And speaking of the future, Mr. President, the operation in North Africa is not yet over. The refugees are still there and are still in need. We still have to provide relief, and to forestall any interruption in the flow of relief - we must continue to plan. Even if we do hope that the end of the operation may not be too far away, we have to prepare our plans in such a way that the continuity of our operation can be assured. So we have actually, consulting with the League, established an operational budget for 1962. This budget foresees over $8 million, of which over $6 million were estimated to be received in kind and $2,200,000 estimated to be required in cash. These figures seem very impressive but when you bear in mind that they cover the vital needs of almost 300,000 people, you will see that the per capita amount required is almost incredibly small, just over $2 per head per month. As our co-operation is now conceived, it is the main task of my Office to find the $2 million cash contributions. As in other operations of this kind, we have sometimes had inevitable difficulties but the operation has never been in jeopardy because of lack of funds. I am confident - and I base myself upon the reactions from governments and from private organisations to my appeals for help - I am confident that we shall not fail - or rather we shall not be let down - in the future either.

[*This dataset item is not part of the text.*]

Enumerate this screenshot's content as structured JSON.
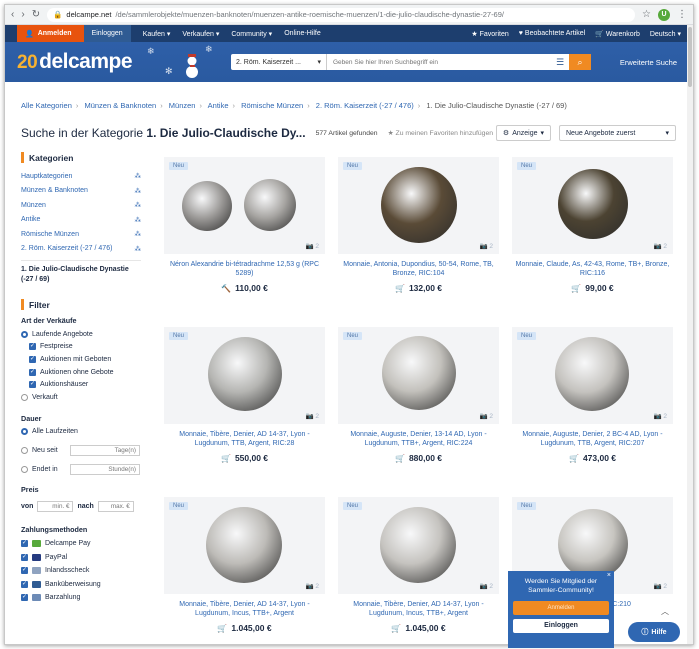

I am aware, of course, that your Assembly will want to review the question of the League's continued participation in the operation I realise that the League was and is considering the possibility of withdrawing from the operation. In fact last year's General Assembly resolution requested me to made appropriate alternative arrangements in the event that this should happen.

Mr. President - my colleagues and I have given the most careful study to this question, and I have to tell you that we have not found any alternative that would guarantee the same universality of support and the same efficiency of action.

However, it is not for me. Mr. President, to tell this gathering what decisions it ought to take, but since you have given me the privilege of addressing you from this rostrum I felt it my duty to present to you as clearly as possible how I see this problem from the perspective of my Office.